• MATERIAL FOR THE TASK
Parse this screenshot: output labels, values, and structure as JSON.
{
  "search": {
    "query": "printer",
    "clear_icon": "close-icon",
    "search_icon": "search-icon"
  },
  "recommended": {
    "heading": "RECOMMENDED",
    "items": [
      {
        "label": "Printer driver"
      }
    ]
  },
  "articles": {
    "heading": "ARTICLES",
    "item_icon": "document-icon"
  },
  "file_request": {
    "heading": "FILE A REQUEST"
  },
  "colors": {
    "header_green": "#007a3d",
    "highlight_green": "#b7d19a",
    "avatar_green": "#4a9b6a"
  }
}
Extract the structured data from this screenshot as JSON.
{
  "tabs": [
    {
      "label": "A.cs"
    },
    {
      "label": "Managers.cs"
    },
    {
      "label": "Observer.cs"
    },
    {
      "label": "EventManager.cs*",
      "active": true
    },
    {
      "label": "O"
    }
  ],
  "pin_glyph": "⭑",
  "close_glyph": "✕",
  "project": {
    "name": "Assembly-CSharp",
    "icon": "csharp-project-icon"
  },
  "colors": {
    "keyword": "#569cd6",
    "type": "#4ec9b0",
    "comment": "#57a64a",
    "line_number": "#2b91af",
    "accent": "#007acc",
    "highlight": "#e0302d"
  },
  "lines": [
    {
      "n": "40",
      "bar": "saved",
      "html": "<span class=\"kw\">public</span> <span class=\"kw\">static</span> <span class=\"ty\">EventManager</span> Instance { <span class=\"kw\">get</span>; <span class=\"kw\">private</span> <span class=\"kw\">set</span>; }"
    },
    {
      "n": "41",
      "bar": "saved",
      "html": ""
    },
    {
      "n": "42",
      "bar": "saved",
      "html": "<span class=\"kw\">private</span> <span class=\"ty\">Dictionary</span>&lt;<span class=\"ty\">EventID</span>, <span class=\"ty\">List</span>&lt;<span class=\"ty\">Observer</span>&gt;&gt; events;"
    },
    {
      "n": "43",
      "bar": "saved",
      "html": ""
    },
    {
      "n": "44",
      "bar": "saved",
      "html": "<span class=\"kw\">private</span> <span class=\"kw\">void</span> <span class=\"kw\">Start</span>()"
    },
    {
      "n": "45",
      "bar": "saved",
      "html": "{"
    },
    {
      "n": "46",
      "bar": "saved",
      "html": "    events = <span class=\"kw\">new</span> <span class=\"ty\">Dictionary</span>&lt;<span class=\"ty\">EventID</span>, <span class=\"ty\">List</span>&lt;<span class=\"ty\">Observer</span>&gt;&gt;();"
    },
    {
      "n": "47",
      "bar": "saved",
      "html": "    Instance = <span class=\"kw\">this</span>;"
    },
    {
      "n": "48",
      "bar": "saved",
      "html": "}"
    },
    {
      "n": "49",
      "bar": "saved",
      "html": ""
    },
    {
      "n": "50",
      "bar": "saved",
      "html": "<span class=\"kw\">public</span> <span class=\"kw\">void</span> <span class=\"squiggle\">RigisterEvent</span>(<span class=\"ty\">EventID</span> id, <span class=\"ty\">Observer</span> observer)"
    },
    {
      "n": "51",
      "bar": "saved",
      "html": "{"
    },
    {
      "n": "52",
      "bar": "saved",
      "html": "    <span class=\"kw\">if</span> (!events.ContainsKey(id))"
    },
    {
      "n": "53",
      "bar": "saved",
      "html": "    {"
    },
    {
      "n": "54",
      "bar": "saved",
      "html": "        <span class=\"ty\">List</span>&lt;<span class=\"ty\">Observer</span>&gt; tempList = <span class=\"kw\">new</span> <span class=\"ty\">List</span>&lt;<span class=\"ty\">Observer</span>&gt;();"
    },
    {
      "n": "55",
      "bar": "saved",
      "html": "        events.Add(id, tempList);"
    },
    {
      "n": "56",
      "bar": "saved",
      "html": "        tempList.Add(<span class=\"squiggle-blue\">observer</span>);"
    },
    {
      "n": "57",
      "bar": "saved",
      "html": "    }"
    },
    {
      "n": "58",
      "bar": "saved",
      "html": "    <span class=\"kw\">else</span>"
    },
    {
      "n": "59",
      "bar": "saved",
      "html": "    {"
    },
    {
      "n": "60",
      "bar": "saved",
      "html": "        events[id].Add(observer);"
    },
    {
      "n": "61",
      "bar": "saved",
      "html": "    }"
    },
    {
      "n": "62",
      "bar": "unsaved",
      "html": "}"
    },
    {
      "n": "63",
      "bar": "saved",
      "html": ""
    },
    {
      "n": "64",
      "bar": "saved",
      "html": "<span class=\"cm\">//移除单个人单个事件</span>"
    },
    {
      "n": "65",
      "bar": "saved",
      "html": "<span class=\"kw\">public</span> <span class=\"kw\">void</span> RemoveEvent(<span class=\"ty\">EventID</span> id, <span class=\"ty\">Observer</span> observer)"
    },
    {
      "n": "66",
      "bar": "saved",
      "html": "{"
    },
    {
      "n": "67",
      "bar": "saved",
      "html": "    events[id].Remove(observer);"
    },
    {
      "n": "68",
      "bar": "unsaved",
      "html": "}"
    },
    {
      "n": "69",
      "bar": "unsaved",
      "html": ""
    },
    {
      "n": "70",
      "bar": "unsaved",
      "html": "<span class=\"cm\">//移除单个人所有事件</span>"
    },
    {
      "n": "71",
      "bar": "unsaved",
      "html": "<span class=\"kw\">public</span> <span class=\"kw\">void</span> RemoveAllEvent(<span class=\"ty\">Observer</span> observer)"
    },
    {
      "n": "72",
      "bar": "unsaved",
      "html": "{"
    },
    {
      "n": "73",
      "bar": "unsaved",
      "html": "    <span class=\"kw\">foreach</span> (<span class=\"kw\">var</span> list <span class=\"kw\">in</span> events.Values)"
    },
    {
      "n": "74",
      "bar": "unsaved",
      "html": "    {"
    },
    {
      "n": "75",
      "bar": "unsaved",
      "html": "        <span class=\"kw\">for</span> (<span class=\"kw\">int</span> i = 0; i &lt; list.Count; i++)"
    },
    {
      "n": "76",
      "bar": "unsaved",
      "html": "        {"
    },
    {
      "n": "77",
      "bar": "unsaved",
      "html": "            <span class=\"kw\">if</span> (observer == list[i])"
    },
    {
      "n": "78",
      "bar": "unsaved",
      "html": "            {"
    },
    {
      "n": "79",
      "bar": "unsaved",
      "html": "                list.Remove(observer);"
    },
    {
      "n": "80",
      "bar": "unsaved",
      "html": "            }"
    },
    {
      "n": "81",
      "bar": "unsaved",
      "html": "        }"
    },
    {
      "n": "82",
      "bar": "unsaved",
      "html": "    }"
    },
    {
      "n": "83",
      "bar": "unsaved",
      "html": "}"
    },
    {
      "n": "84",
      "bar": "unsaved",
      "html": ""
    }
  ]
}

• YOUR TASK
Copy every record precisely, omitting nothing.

• WRITTEN SOLUTION
Parse this screenshot: output labels, values, and structure as JSON.
{
  "search": {
    "query": "printer",
    "clear_icon": "close-icon",
    "search_icon": "search-icon"
  },
  "recommended": {
    "heading": "RECOMMENDED",
    "items": [
      {
        "label": "Printer driver"
      }
    ]
  },
  "articles": {
    "heading": "ARTICLES",
    "item_icon": "document-icon"
  },
  "file_request": {
    "heading": "FILE A REQUEST"
  },
  "colors": {
    "header_green": "#007a3d",
    "highlight_green": "#b7d19a",
    "avatar_green": "#4a9b6a"
  }
}
Extract the structured data from this screenshot as JSON.
{
  "tabs": [
    {
      "label": "A.cs"
    },
    {
      "label": "Managers.cs"
    },
    {
      "label": "Observer.cs"
    },
    {
      "label": "EventManager.cs*",
      "active": true
    },
    {
      "label": "O"
    }
  ],
  "pin_glyph": "⭑",
  "close_glyph": "✕",
  "project": {
    "name": "Assembly-CSharp",
    "icon": "csharp-project-icon"
  },
  "colors": {
    "keyword": "#569cd6",
    "type": "#4ec9b0",
    "comment": "#57a64a",
    "line_number": "#2b91af",
    "accent": "#007acc",
    "highlight": "#e0302d"
  },
  "lines": [
    {
      "n": "40",
      "bar": "saved",
      "html": "<span class=\"kw\">public</span> <span class=\"kw\">static</span> <span class=\"ty\">EventManager</span> Instance { <span class=\"kw\">get</span>; <span class=\"kw\">private</span> <span class=\"kw\">set</span>; }"
    },
    {
      "n": "41",
      "bar": "saved",
      "html": ""
    },
    {
      "n": "42",
      "bar": "saved",
      "html": "<span class=\"kw\">private</span> <span class=\"ty\">Dictionary</span>&lt;<span class=\"ty\">EventID</span>, <span class=\"ty\">List</span>&lt;<span class=\"ty\">Observer</span>&gt;&gt; events;"
    },
    {
      "n": "43",
      "bar": "saved",
      "html": ""
    },
    {
      "n": "44",
      "bar": "saved",
      "html": "<span class=\"kw\">private</span> <span class=\"kw\">void</span> <span class=\"kw\">Start</span>()"
    },
    {
      "n": "45",
      "bar": "saved",
      "html": "{"
    },
    {
      "n": "46",
      "bar": "saved",
      "html": "    events = <span class=\"kw\">new</span> <span class=\"ty\">Dictionary</span>&lt;<span class=\"ty\">EventID</span>, <span class=\"ty\">List</span>&lt;<span class=\"ty\">Observer</span>&gt;&gt;();"
    },
    {
      "n": "47",
      "bar": "saved",
      "html": "    Instance = <span class=\"kw\">this</span>;"
    },
    {
      "n": "48",
      "bar": "saved",
      "html": "}"
    },
    {
      "n": "49",
      "bar": "saved",
      "html": ""
    },
    {
      "n": "50",
      "bar": "saved",
      "html": "<span class=\"kw\">public</span> <span class=\"kw\">void</span> <span class=\"squiggle\">RigisterEvent</span>(<span class=\"ty\">EventID</span> id, <span class=\"ty\">Observer</span> observer)"
    },
    {
      "n": "51",
      "bar": "saved",
      "html": "{"
    },
    {
      "n": "52",
      "bar": "saved",
      "html": "    <span class=\"kw\">if</span> (!events.ContainsKey(id))"
    },
    {
      "n": "53",
      "bar": "saved",
      "html": "    {"
    },
    {
      "n": "54",
      "bar": "saved",
      "html": "        <span class=\"ty\">List</span>&lt;<span class=\"ty\">Observer</span>&gt; tempList = <span class=\"kw\">new</span> <span class=\"ty\">List</span>&lt;<span class=\"ty\">Observer</span>&gt;();"
    },
    {
      "n": "55",
      "bar": "saved",
      "html": "        events.Add(id, tempList);"
    },
    {
      "n": "56",
      "bar": "saved",
      "html": "        tempList.Add(<span class=\"squiggle-blue\">observer</span>);"
    },
    {
      "n": "57",
      "bar": "saved",
      "html": "    }"
    },
    {
      "n": "58",
      "bar": "saved",
      "html": "    <span class=\"kw\">else</span>"
    },
    {
      "n": "59",
      "bar": "saved",
      "html": "    {"
    },
    {
      "n": "60",
      "bar": "saved",
      "html": "        events[id].Add(observer);"
    },
    {
      "n": "61",
      "bar": "saved",
      "html": "    }"
    },
    {
      "n": "62",
      "bar": "unsaved",
      "html": "}"
    },
    {
      "n": "63",
      "bar": "saved",
      "html": ""
    },
    {
      "n": "64",
      "bar": "saved",
      "html": "<span class=\"cm\">//移除单个人单个事件</span>"
    },
    {
      "n": "65",
      "bar": "saved",
      "html": "<span class=\"kw\">public</span> <span class=\"kw\">void</span> RemoveEvent(<span class=\"ty\">EventID</span> id, <span class=\"ty\">Observer</span> observer)"
    },
    {
      "n": "66",
      "bar": "saved",
      "html": "{"
    },
    {
      "n": "67",
      "bar": "saved",
      "html": "    events[id].Remove(observer);"
    },
    {
      "n": "68",
      "bar": "unsaved",
      "html": "}"
    },
    {
      "n": "69",
      "bar": "unsaved",
      "html": ""
    },
    {
      "n": "70",
      "bar": "unsaved",
      "html": "<span class=\"cm\">//移除单个人所有事件</span>"
    },
    {
      "n": "71",
      "bar": "unsaved",
      "html": "<span class=\"kw\">public</span> <span class=\"kw\">void</span> RemoveAllEvent(<span class=\"ty\">Observer</span> observer)"
    },
    {
      "n": "72",
      "bar": "unsaved",
      "html": "{"
    },
    {
      "n": "73",
      "bar": "unsaved",
      "html": "    <span class=\"kw\">foreach</span> (<span class=\"kw\">var</span> list <span class=\"kw\">in</span> events.Values)"
    },
    {
      "n": "74",
      "bar": "unsaved",
      "html": "    {"
    },
    {
      "n": "75",
      "bar": "unsaved",
      "html": "        <span class=\"kw\">for</span> (<span class=\"kw\">int</span> i = 0; i &lt; list.Count; i++)"
    },
    {
      "n": "76",
      "bar": "unsaved",
      "html": "        {"
    },
    {
      "n": "77",
      "bar": "unsaved",
      "html": "            <span class=\"kw\">if</span> (observer == list[i])"
    },
    {
      "n": "78",
      "bar": "unsaved",
      "html": "            {"
    },
    {
      "n": "79",
      "bar": "unsaved",
      "html": "                list.Remove(observer);"
    },
    {
      "n": "80",
      "bar": "unsaved",
      "html": "            }"
    },
    {
      "n": "81",
      "bar": "unsaved",
      "html": "        }"
    },
    {
      "n": "82",
      "bar": "unsaved",
      "html": "    }"
    },
    {
      "n": "83",
      "bar": "unsaved",
      "html": "}"
    },
    {
      "n": "84",
      "bar": "unsaved",
      "html": ""
    }
  ]
}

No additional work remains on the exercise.